Return every line from the records below in which the word "insights" is found.

═══ LISTED ENTRIES ═══

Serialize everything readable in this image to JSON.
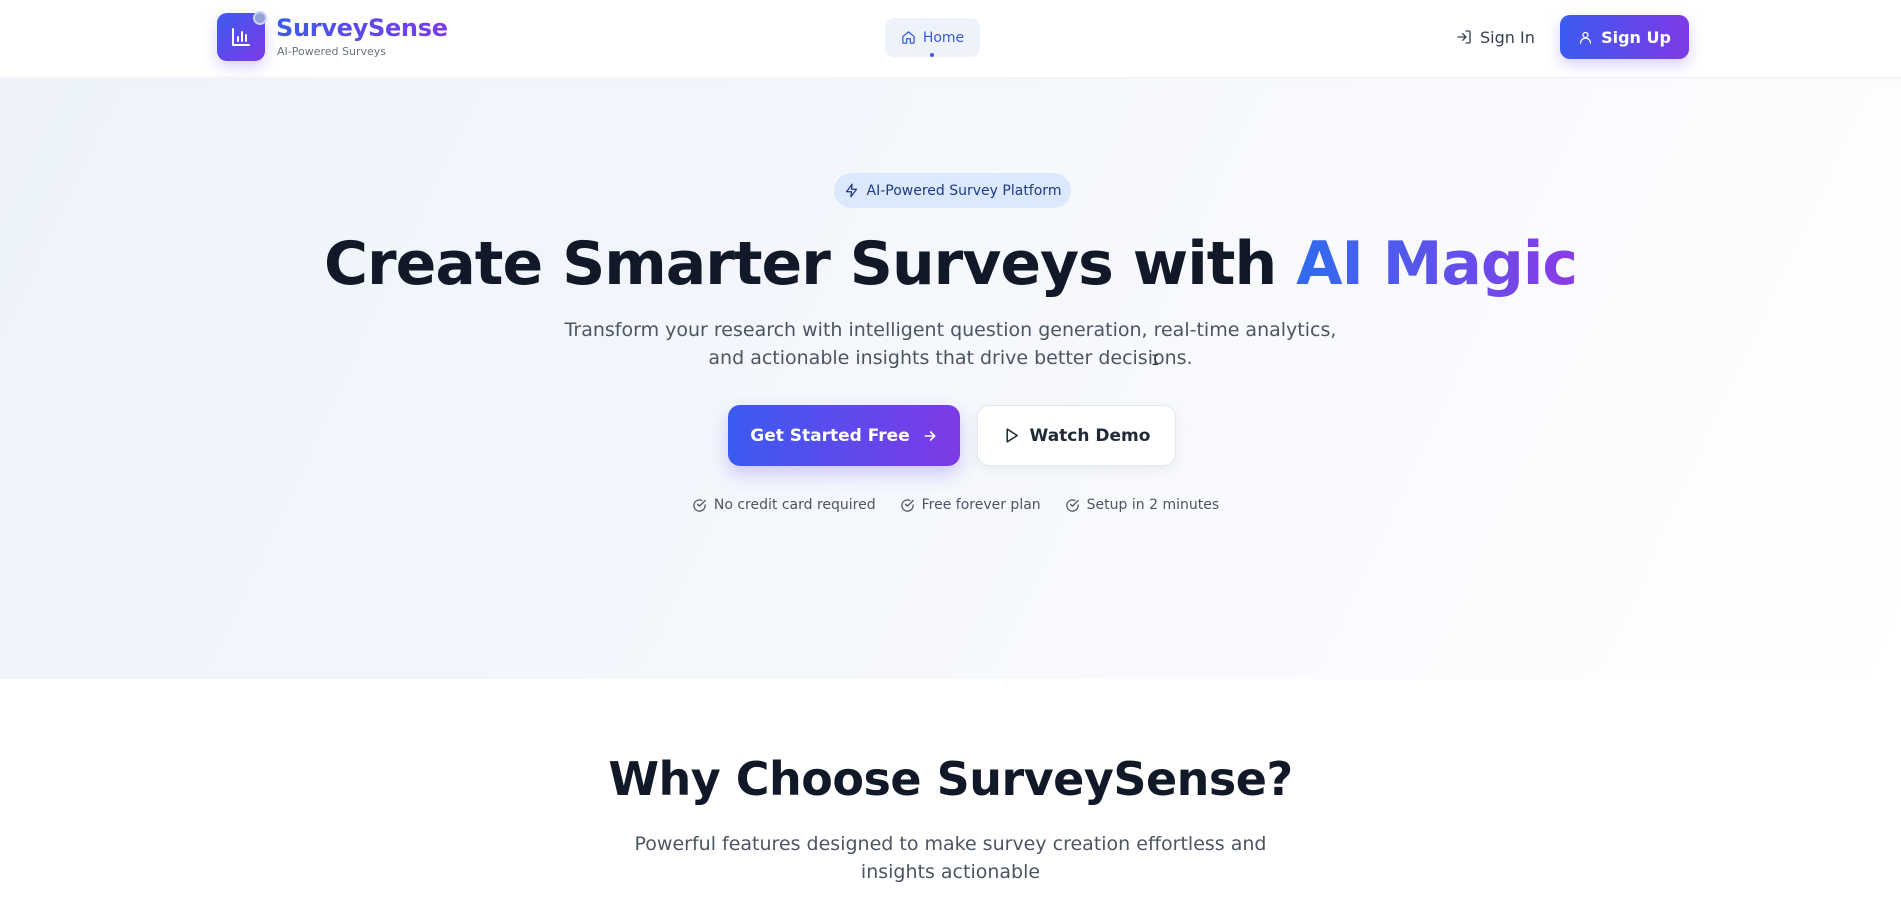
{
  "header": {
    "brand_name": "SurveySense",
    "brand_tagline": "AI-Powered Surveys",
    "nav": {
      "home_label": "Home"
    },
    "sign_in_label": "Sign In",
    "sign_up_label": "Sign Up"
  },
  "hero": {
    "badge_label": "AI-Powered Survey Platform",
    "title_main": "Create Smarter Surveys with ",
    "title_accent": "AI Magic",
    "subtitle": "Transform your research with intelligent question generation, real-time analytics, and actionable insights that drive better decisions.",
    "primary_cta": "Get Started Free",
    "secondary_cta": "Watch Demo",
    "perks": [
      "No credit card required",
      "Free forever plan",
      "Setup in 2 minutes"
    ]
  },
  "features": {
    "title": "Why Choose SurveySense?",
    "subtitle": "Powerful features designed to make survey creation effortless and insights actionable"
  },
  "colors": {
    "brand_start": "#3b5bf0",
    "brand_end": "#7e3ae6",
    "text_dark": "#111827",
    "text_muted": "#4b5563",
    "badge_bg": "#dce8fb"
  },
  "icons": {
    "logo": "bar-chart-icon",
    "home": "home-icon",
    "sign_in": "log-in-icon",
    "sign_up": "user-icon",
    "badge": "zap-icon",
    "primary_cta": "arrow-right-icon",
    "secondary_cta": "play-icon",
    "perk": "check-circle-icon"
  }
}
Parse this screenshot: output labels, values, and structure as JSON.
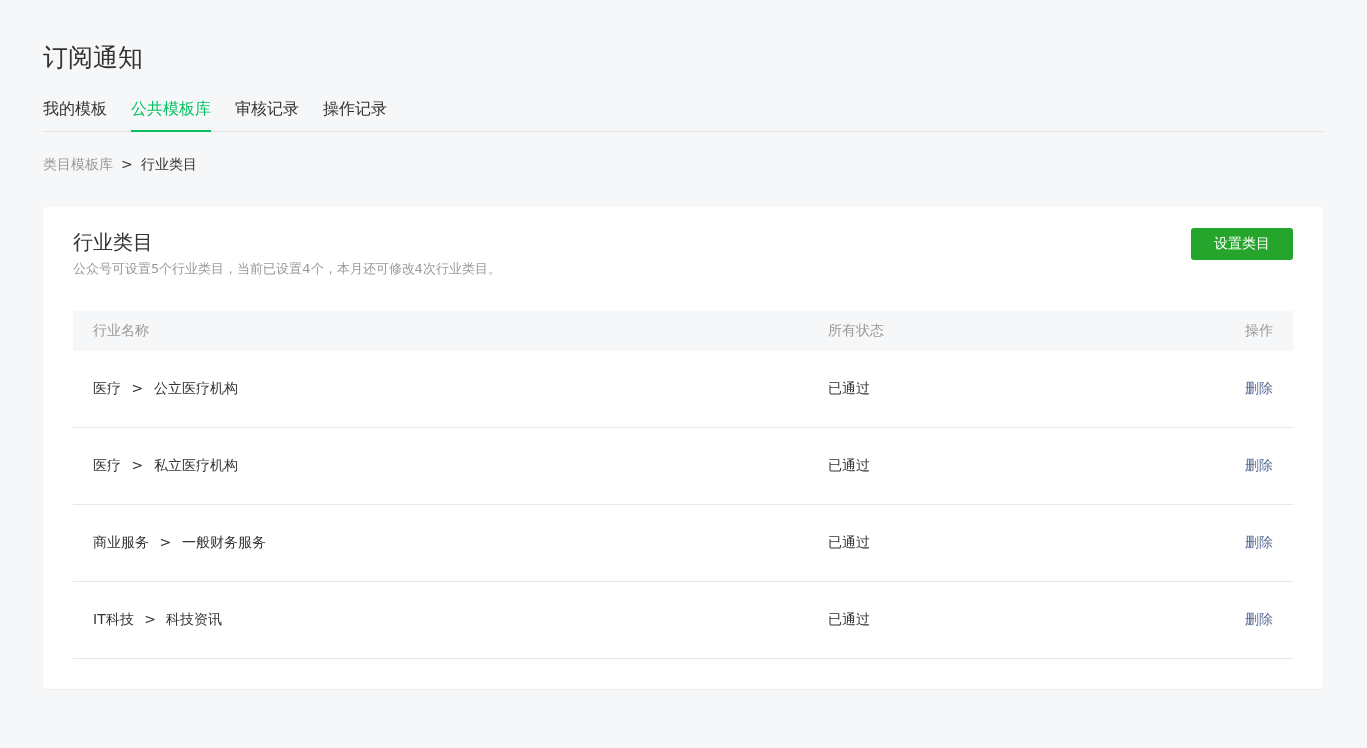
{
  "page_title": "订阅通知",
  "tabs": [
    {
      "label": "我的模板",
      "selected": false
    },
    {
      "label": "公共模板库",
      "selected": true
    },
    {
      "label": "审核记录",
      "selected": false
    },
    {
      "label": "操作记录",
      "selected": false
    }
  ],
  "breadcrumb": {
    "separator": ">",
    "items": [
      {
        "label": "类目模板库",
        "current": false
      },
      {
        "label": "行业类目",
        "current": true
      }
    ]
  },
  "card": {
    "title": "行业类目",
    "description": "公众号可设置5个行业类目，当前已设置4个，本月还可修改4次行业类目。",
    "button": "设置类目",
    "table": {
      "columns": [
        "行业名称",
        "所有状态",
        "操作"
      ],
      "rows": [
        {
          "category": "医疗 > 公立医疗机构",
          "status": "已通过",
          "action": "删除"
        },
        {
          "category": "医疗 > 私立医疗机构",
          "status": "已通过",
          "action": "删除"
        },
        {
          "category": "商业服务 > 一般财务服务",
          "status": "已通过",
          "action": "删除"
        },
        {
          "category": "IT科技 > 科技资讯",
          "status": "已通过",
          "action": "删除"
        }
      ]
    }
  }
}
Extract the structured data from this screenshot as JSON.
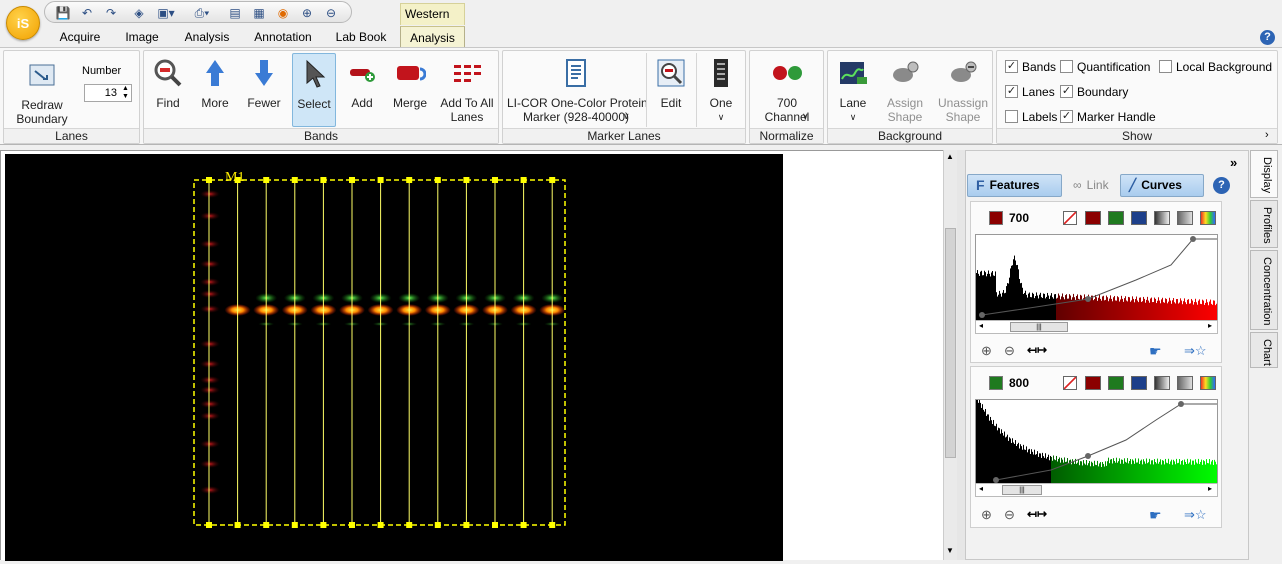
{
  "app": {
    "logo": "iS",
    "context_tab": "Western"
  },
  "quick_access": [
    "save-icon",
    "undo-icon",
    "redo-icon",
    "settings-icon",
    "image-icon",
    "print-icon",
    "export-icon",
    "grid-icon",
    "rss-icon",
    "zoom-in-icon",
    "zoom-out-icon"
  ],
  "tabs": [
    {
      "label": "Acquire"
    },
    {
      "label": "Image"
    },
    {
      "label": "Analysis"
    },
    {
      "label": "Annotation"
    },
    {
      "label": "Lab Book"
    },
    {
      "label": "Analysis",
      "active": true
    }
  ],
  "ribbon": {
    "lanes": {
      "label": "Lanes",
      "redraw": "Redraw\nBoundary",
      "number_label": "Number",
      "number_value": "13"
    },
    "bands": {
      "label": "Bands",
      "find": "Find",
      "more": "More",
      "fewer": "Fewer",
      "select": "Select",
      "add": "Add",
      "merge": "Merge",
      "add_to_all": "Add To All\nLanes"
    },
    "marker_lanes": {
      "label": "Marker Lanes",
      "marker": "LI-COR One-Color Protein\nMarker (928-40000)",
      "edit": "Edit",
      "one": "One"
    },
    "normalize": {
      "label": "Normalize",
      "channel": "700\nChannel"
    },
    "background": {
      "label": "Background",
      "lane": "Lane",
      "assign": "Assign\nShape",
      "unassign": "Unassign\nShape"
    },
    "show": {
      "label": "Show",
      "items": [
        {
          "label": "Bands",
          "checked": true
        },
        {
          "label": "Quantification",
          "checked": false
        },
        {
          "label": "Local Background",
          "checked": false
        },
        {
          "label": "Lanes",
          "checked": true
        },
        {
          "label": "Boundary",
          "checked": true
        },
        {
          "label": "Labels",
          "checked": false
        },
        {
          "label": "Marker Handle",
          "checked": true
        }
      ]
    }
  },
  "blot": {
    "marker_label": "M1",
    "lane_count": 13
  },
  "panel": {
    "toolbar": {
      "features": "Features",
      "link": "Link",
      "curves": "Curves"
    },
    "channels": [
      {
        "name": "700",
        "color": "#8b0000"
      },
      {
        "name": "800",
        "color": "#1f7a1f"
      }
    ],
    "side_tabs": [
      "Display",
      "Profiles",
      "Concentration",
      "Chart"
    ]
  },
  "colors": {
    "accent": "#fdf200",
    "red_band": "#ff2200",
    "green_band": "#33cc33"
  }
}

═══

(RESULT OF THE EXERCISE)
    "subtitle": "Transform your research with intelligent question generation, real-time analytics, and actionable insights that drive better decisions.",
    "subtitle": "Powerful features designed to make survey creation effortless and insights actionable"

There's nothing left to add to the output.